|Title||Cadmium level and severity of peripheral artery disease in patients with coronary artery disease|
|Journal||European Journal of Preventive Cardiology|
|Authors||Ujueta F, Arenas IA, Diaz D, et al.|
|Link to article|

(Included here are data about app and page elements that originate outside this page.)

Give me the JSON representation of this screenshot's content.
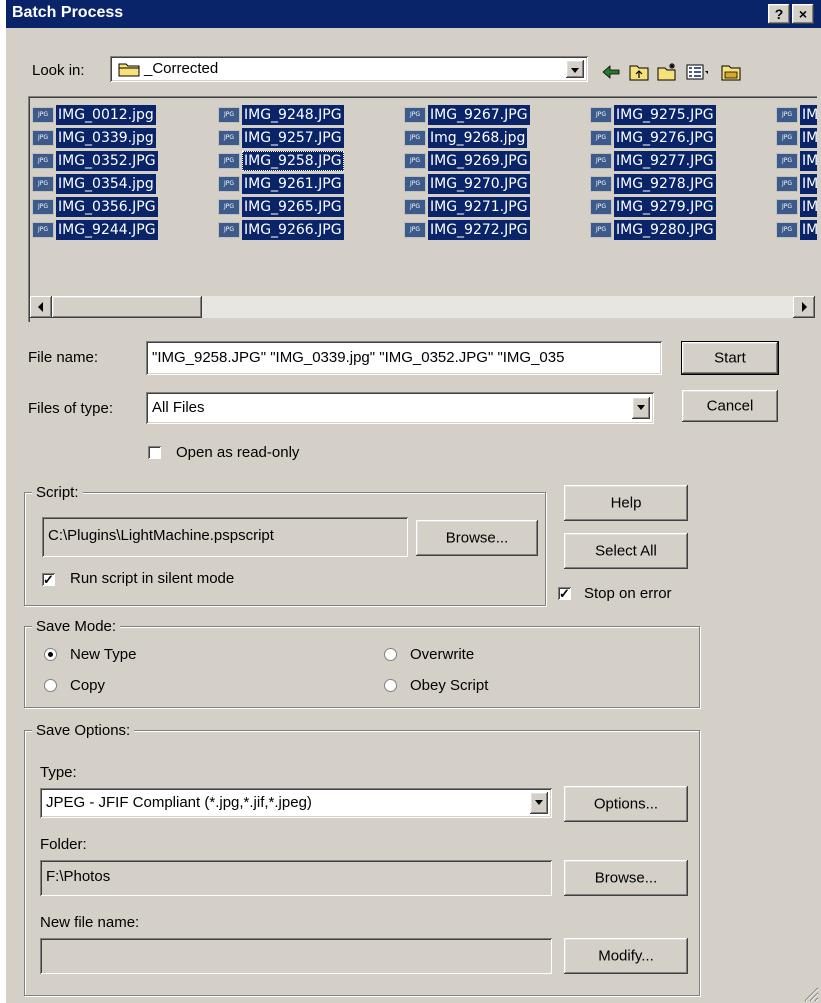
{
  "window": {
    "title": "Batch Process",
    "help_button": "?",
    "close_button": "×"
  },
  "look_in": {
    "label": "Look in:",
    "value": "_Corrected"
  },
  "files": [
    [
      "IMG_0012.jpg",
      "IMG_0339.jpg",
      "IMG_0352.JPG",
      "IMG_0354.jpg",
      "IMG_0356.JPG",
      "IMG_9244.JPG"
    ],
    [
      "IMG_9248.JPG",
      "IMG_9257.JPG",
      "IMG_9258.JPG",
      "IMG_9261.JPG",
      "IMG_9265.JPG",
      "IMG_9266.JPG"
    ],
    [
      "IMG_9267.JPG",
      "Img_9268.jpg",
      "IMG_9269.JPG",
      "IMG_9270.JPG",
      "IMG_9271.JPG",
      "IMG_9272.JPG"
    ],
    [
      "IMG_9275.JPG",
      "IMG_9276.JPG",
      "IMG_9277.JPG",
      "IMG_9278.JPG",
      "IMG_9279.JPG",
      "IMG_9280.JPG"
    ],
    [
      "IM",
      "IM",
      "IM",
      "IM",
      "IM",
      "IM"
    ]
  ],
  "file_icon_text": "JPG",
  "file_name": {
    "label": "File name:",
    "value": "\"IMG_9258.JPG\" \"IMG_0339.jpg\" \"IMG_0352.JPG\" \"IMG_035"
  },
  "files_of_type": {
    "label": "Files of type:",
    "value": "All Files"
  },
  "open_readonly": {
    "label": "Open as read-only",
    "checked": false
  },
  "buttons": {
    "start": "Start",
    "cancel": "Cancel",
    "help": "Help",
    "select_all": "Select All",
    "browse_script": "Browse...",
    "options": "Options...",
    "browse_folder": "Browse...",
    "modify": "Modify..."
  },
  "stop_on_error": {
    "label": "Stop on error",
    "checked": true
  },
  "script": {
    "group_label": "Script:",
    "path": "C:\\Plugins\\LightMachine.pspscript",
    "silent_label": "Run script in silent mode",
    "silent_checked": true
  },
  "save_mode": {
    "group_label": "Save Mode:",
    "options": [
      "New Type",
      "Copy",
      "Overwrite",
      "Obey Script"
    ],
    "selected": "New Type"
  },
  "save_options": {
    "group_label": "Save Options:",
    "type_label": "Type:",
    "type_value": "JPEG - JFIF Compliant (*.jpg,*.jif,*.jpeg)",
    "folder_label": "Folder:",
    "folder_value": "F:\\Photos",
    "new_file_name_label": "New file name:",
    "new_file_name_value": ""
  }
}
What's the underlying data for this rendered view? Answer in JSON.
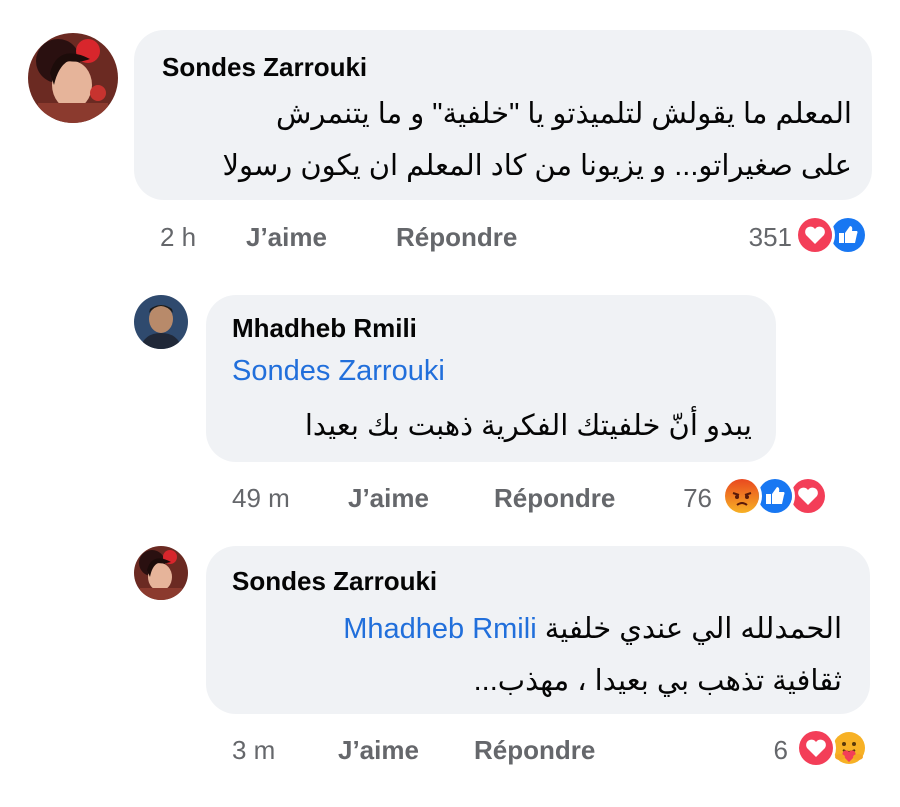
{
  "comments": [
    {
      "author": "Sondes Zarrouki",
      "line1": "المعلم ما يقولش لتلميذتو يا \"خلفية\" و ما يتنمرش",
      "line2": "على صغيراتو... و يزيونا من كاد المعلم ان يكون رسولا",
      "time": "2 h",
      "like_label": "J’aime",
      "reply_label": "Répondre",
      "reaction_count": "351",
      "reactions": [
        "love-reaction-icon",
        "like-reaction-icon"
      ]
    },
    {
      "author": "Mhadheb Rmili",
      "mention": "Sondes Zarrouki",
      "line1": "يبدو أنّ خلفيتك الفكرية ذهبت بك بعيدا",
      "time": "49 m",
      "like_label": "J’aime",
      "reply_label": "Répondre",
      "reaction_count": "76",
      "reactions": [
        "angry-reaction-icon",
        "like-reaction-icon",
        "love-reaction-icon"
      ]
    },
    {
      "author": "Sondes Zarrouki",
      "mention": "Mhadheb Rmili",
      "line1_rest": "الحمدلله الي عندي خلفية",
      "line2": "ثقافية تذهب بي بعيدا ، مهذب...",
      "time": "3 m",
      "like_label": "J’aime",
      "reply_label": "Répondre",
      "reaction_count": "6",
      "reactions": [
        "love-reaction-icon",
        "care-reaction-icon"
      ]
    }
  ],
  "colors": {
    "bubble": "#f0f2f5",
    "link": "#216fdb",
    "meta": "#65676b",
    "like": "#1877f2",
    "love": "#f33e58",
    "angry": "#f7714b"
  }
}
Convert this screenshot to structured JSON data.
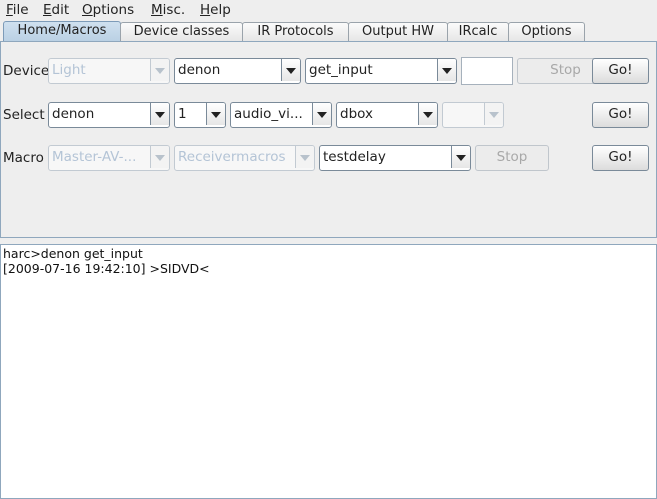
{
  "menubar": {
    "items": [
      "File",
      "Edit",
      "Options",
      "Misc.",
      "Help"
    ]
  },
  "tabs": [
    "Home/Macros",
    "Device classes",
    "IR Protocols",
    "Output HW",
    "IRcalc",
    "Options"
  ],
  "selected_tab": "Home/Macros",
  "device_row": {
    "label": "Device",
    "device_combo": "Light",
    "remote_combo": "denon",
    "command_combo": "get_input",
    "arg_field": "",
    "stop_label": "Stop",
    "go_label": "Go!"
  },
  "select_row": {
    "label": "Select",
    "device_combo": "denon",
    "zone_combo": "1",
    "mode_combo": "audio_vi...",
    "source_combo": "dbox",
    "extra_combo": "",
    "go_label": "Go!"
  },
  "macro_row": {
    "label": "Macro",
    "macro_combo": "Master-AV-...",
    "folder_combo": "Receivermacros",
    "action_combo": "testdelay",
    "stop_label": "Stop",
    "go_label": "Go!"
  },
  "console": {
    "lines": [
      "harc>denon get_input",
      "[2009-07-16 19:42:10] >SIDVD<"
    ]
  },
  "colors": {
    "selected_tab": "#b8cfe3",
    "disabled_text": "#b4c4d6",
    "border": "#7a8a99"
  }
}
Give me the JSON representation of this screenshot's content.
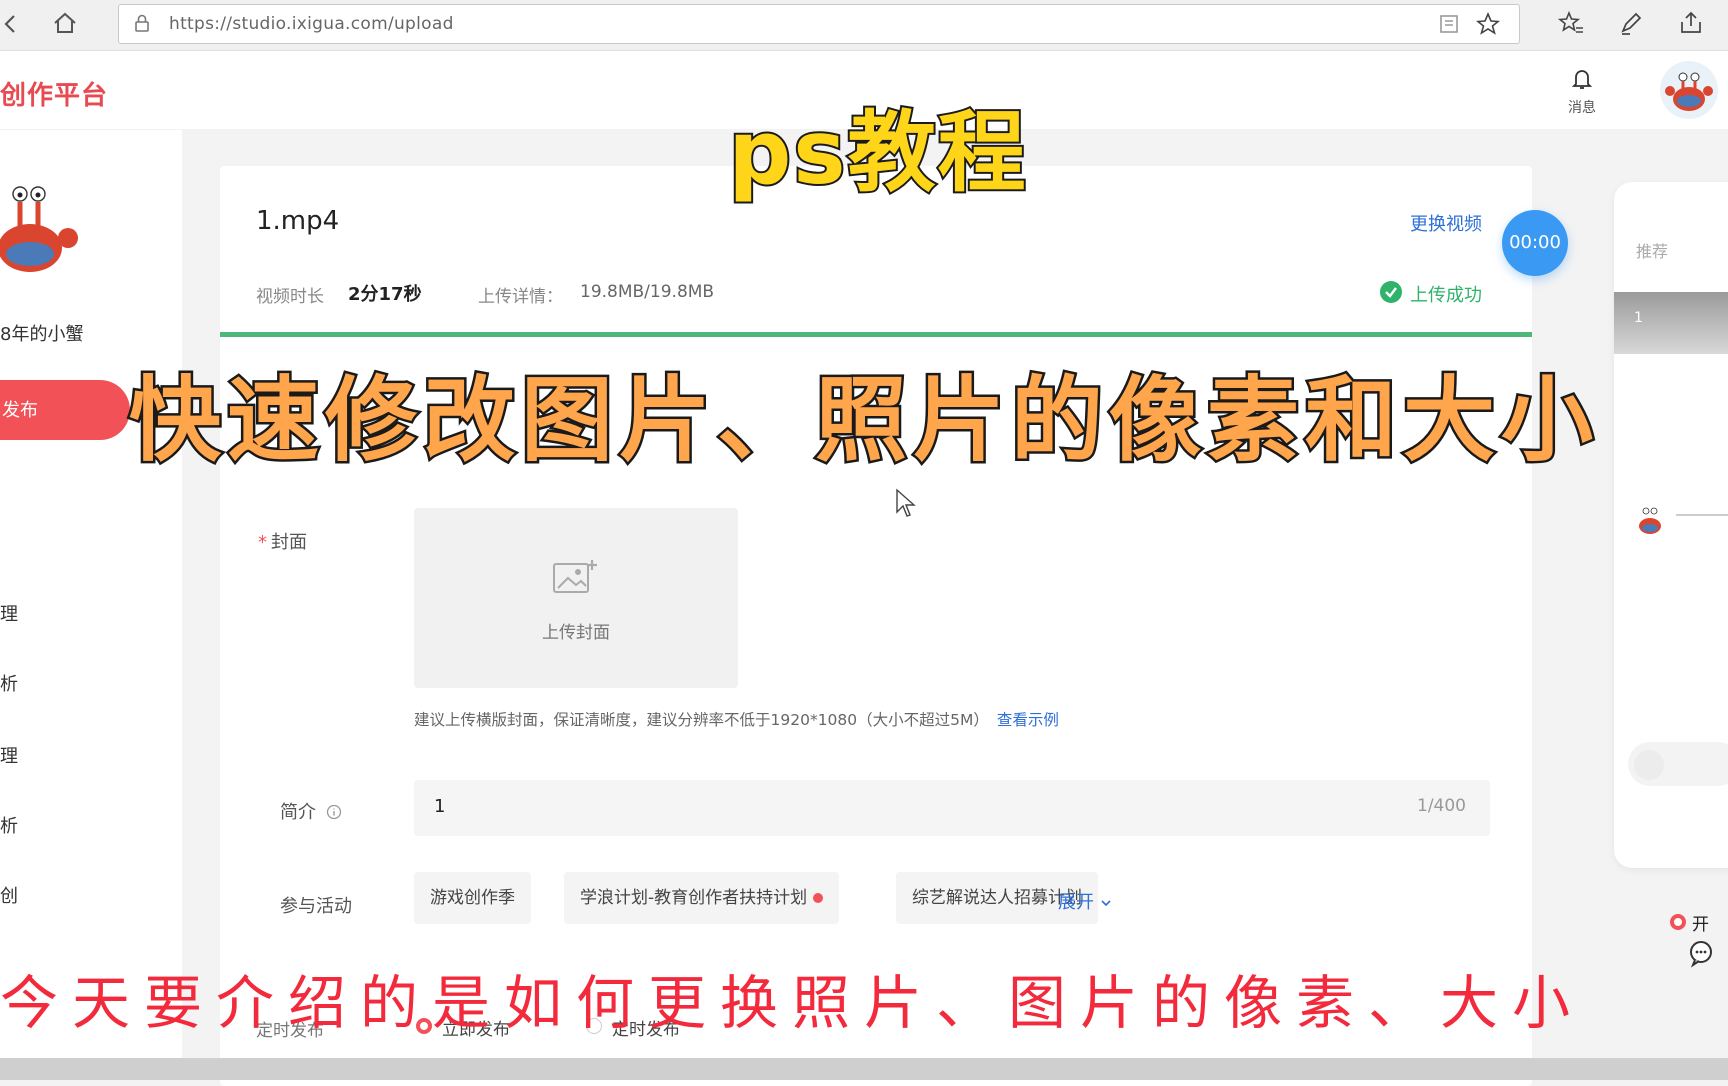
{
  "browser": {
    "url": "https://studio.ixigua.com/upload"
  },
  "header": {
    "brand": "创作平台",
    "notification_label": "消息"
  },
  "sidebar": {
    "username": "8年的小蟹",
    "publish_label": "发布",
    "items": [
      "理",
      "析",
      "理",
      "析",
      "创"
    ]
  },
  "upload": {
    "file_name": "1.mp4",
    "replace_label": "更换视频",
    "timer": "00:00",
    "duration_label": "视频时长",
    "duration_value": "2分17秒",
    "size_label": "上传详情：",
    "size_value": "19.8MB/19.8MB",
    "status": "上传成功",
    "progress": 1.0
  },
  "form": {
    "cover_label": "封面",
    "cover_required": "*",
    "cover_upload": "上传封面",
    "cover_hint": "建议上传横版封面，保证清晰度，建议分辨率不低于1920*1080（大小不超过5M）",
    "cover_hint_link": "查看示例",
    "intro_label": "简介",
    "intro_value": "1",
    "intro_counter": "1/400",
    "activity_label": "参与活动",
    "activities": [
      "游戏创作季",
      "学浪计划-教育创作者扶持计划",
      "综艺解说达人招募计划"
    ],
    "expand_label": "展开",
    "schedule_label": "定时发布",
    "schedule_now": "立即发布",
    "schedule_later": "定时发布"
  },
  "preview": {
    "tab": "推荐",
    "video_num": "1"
  },
  "float_tip": "开",
  "captions": {
    "top": "ps教程",
    "middle": "快速修改图片、照片的像素和大小",
    "bottom": "今天要介绍的是如何更换照片、图片的像素、大小"
  },
  "colors": {
    "brand": "#e84a52",
    "accent": "#f25257",
    "link": "#2e6fd8",
    "success": "#2fb36b",
    "caption_top": "#ffd51a",
    "caption_mid": "#ffa64d",
    "caption_bottom": "#f22a3c"
  }
}
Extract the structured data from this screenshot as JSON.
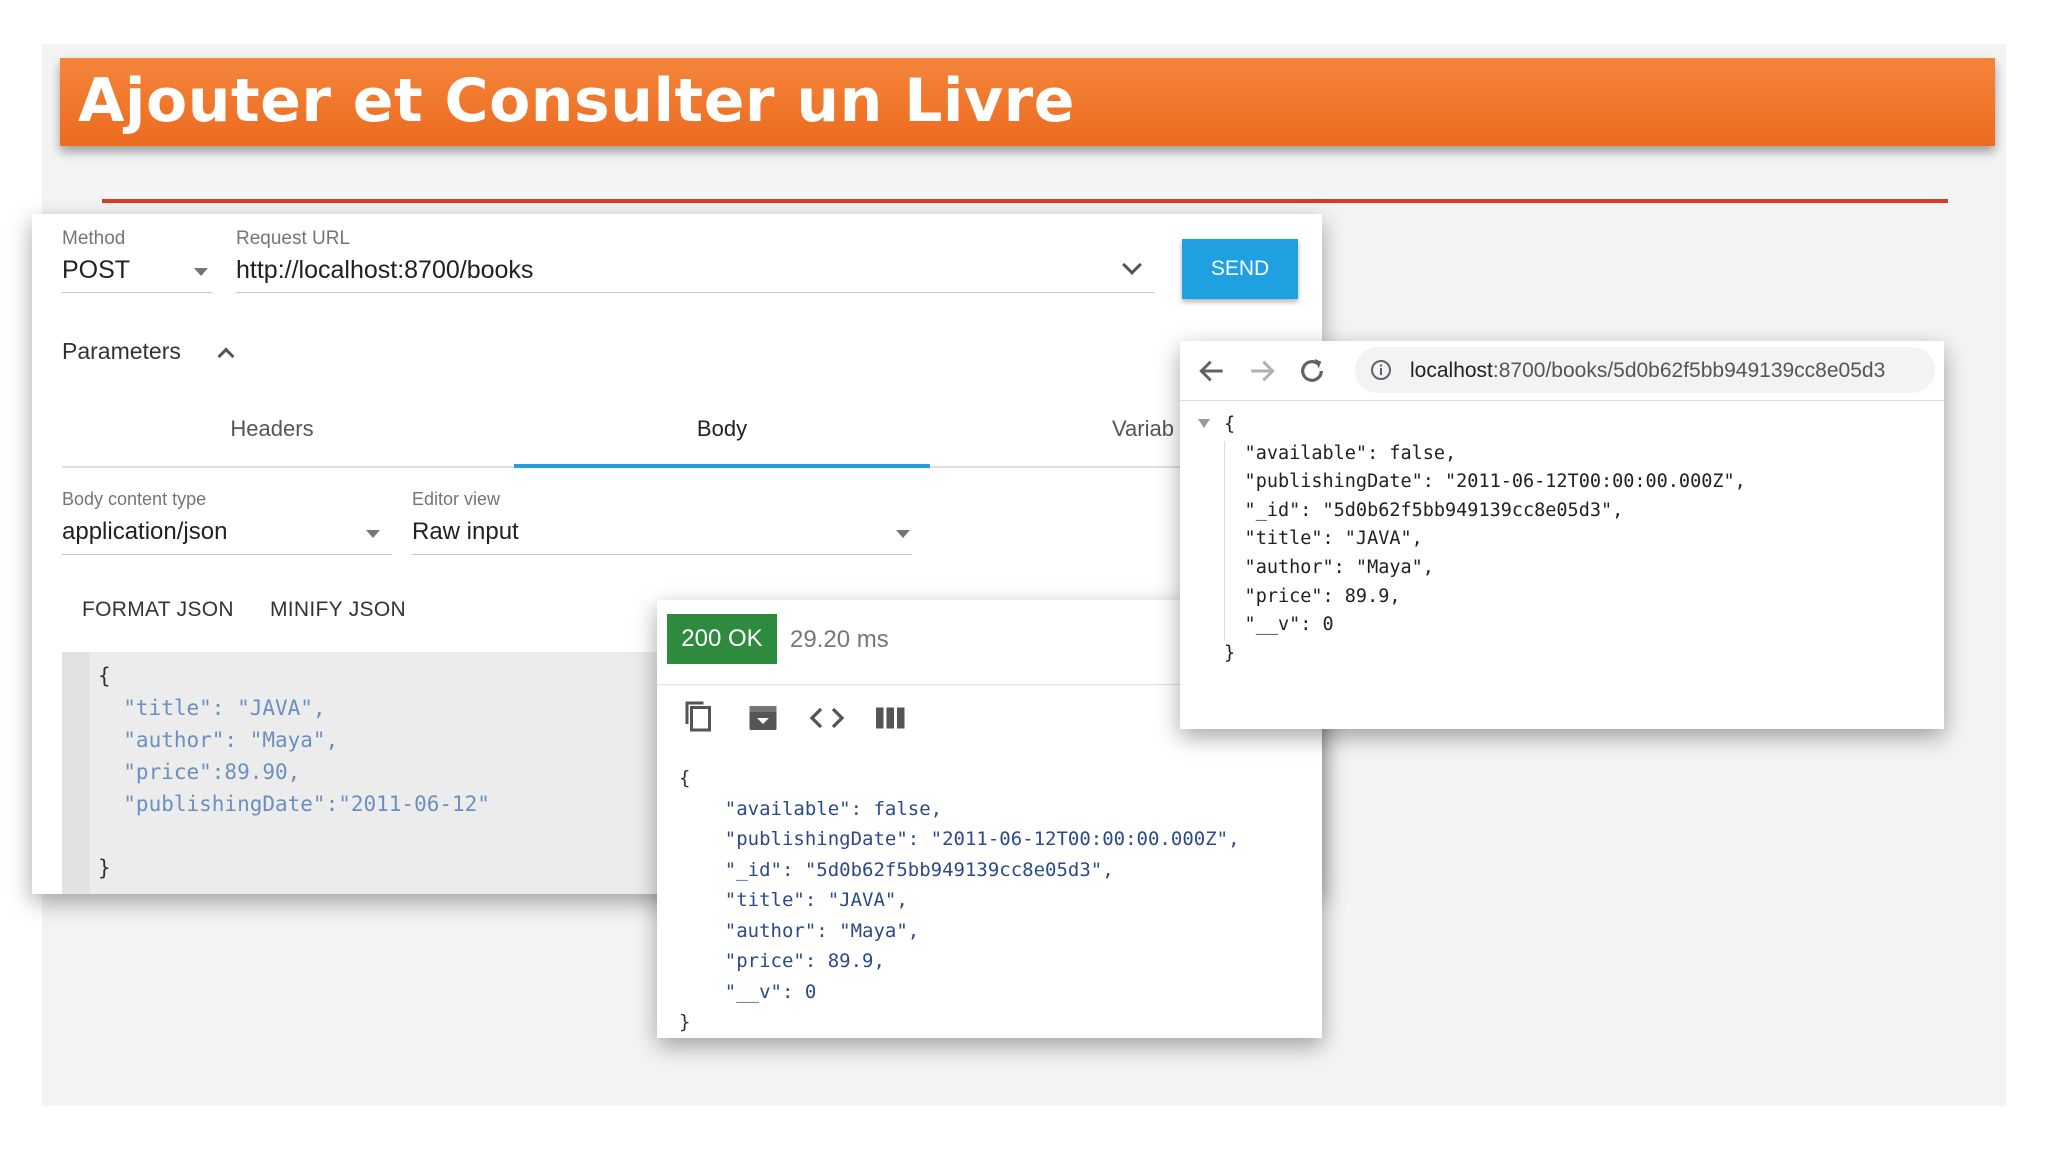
{
  "slide": {
    "title": "Ajouter et Consulter un Livre"
  },
  "request": {
    "method_label": "Method",
    "method_value": "POST",
    "url_label": "Request URL",
    "url_value": "http://localhost:8700/books",
    "send_label": "SEND",
    "parameters_label": "Parameters",
    "tabs": [
      {
        "label": "Headers"
      },
      {
        "label": "Body"
      },
      {
        "label": "Variab"
      }
    ],
    "body_content_type_label": "Body content type",
    "body_content_type_value": "application/json",
    "editor_view_label": "Editor view",
    "editor_view_value": "Raw input",
    "format_json_label": "FORMAT JSON",
    "minify_json_label": "MINIFY JSON",
    "body_lines": [
      "{",
      "  \"title\": \"JAVA\",",
      "  \"author\": \"Maya\",",
      "  \"price\":89.90,",
      "  \"publishingDate\":\"2011-06-12\"",
      "",
      "}"
    ]
  },
  "response": {
    "status": "200 OK",
    "elapsed": "29.20 ms",
    "icons": [
      "copy-icon",
      "save-icon",
      "code-icon",
      "columns-icon"
    ],
    "lines": [
      "{",
      "    \"available\": false,",
      "    \"publishingDate\": \"2011-06-12T00:00:00.000Z\",",
      "    \"_id\": \"5d0b62f5bb949139cc8e05d3\",",
      "    \"title\": \"JAVA\",",
      "    \"author\": \"Maya\",",
      "    \"price\": 89.9,",
      "    \"__v\": 0",
      "}"
    ]
  },
  "browser": {
    "address_host": "localhost",
    "address_path": ":8700/books/5d0b62f5bb949139cc8e05d3",
    "lines": [
      "{",
      "    \"available\": false,",
      "    \"publishingDate\": \"2011-06-12T00:00:00.000Z\",",
      "    \"_id\": \"5d0b62f5bb949139cc8e05d3\",",
      "    \"title\": \"JAVA\",",
      "    \"author\": \"Maya\",",
      "    \"price\": 89.9,",
      "    \"__v\": 0",
      "}"
    ]
  },
  "colors": {
    "banner": "#ef7428",
    "send_button": "#1fa0e0",
    "status_ok": "#2e8b3e",
    "rule": "#d93a2b"
  }
}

Coronary artery disease (CAD) and peripheral artery disease (PAD) both share similar risk factor profiles, representing a high disease burden and cost worldwide. Yet the preferential development of CAD, PAD, or both in individual patients is not fully understood. As part of a study of toxic metals in patients with vascular disease, we explored toxic metal profiles in three principal diagnoses: CAD, PAD, and PAD with critical limb ischemia (CLI). CLI is the most advanced form of PAD and carries a high (up to 55%) one-year risk of major vascular events. The principal target of this investigation was cadmium, a toxic atherogenic transition metal of which the principal environmental sources are smoking and diet. The present study suggests that cadmium accumulation may be a quantitative risk factor for graded development of symptomatic disease of the lower extremities, from low cadmium burden in CAD only, intermediate cadmium burden in CAD+simple PAD, and highest cadmium burden in the most severe form of PAD – CLI.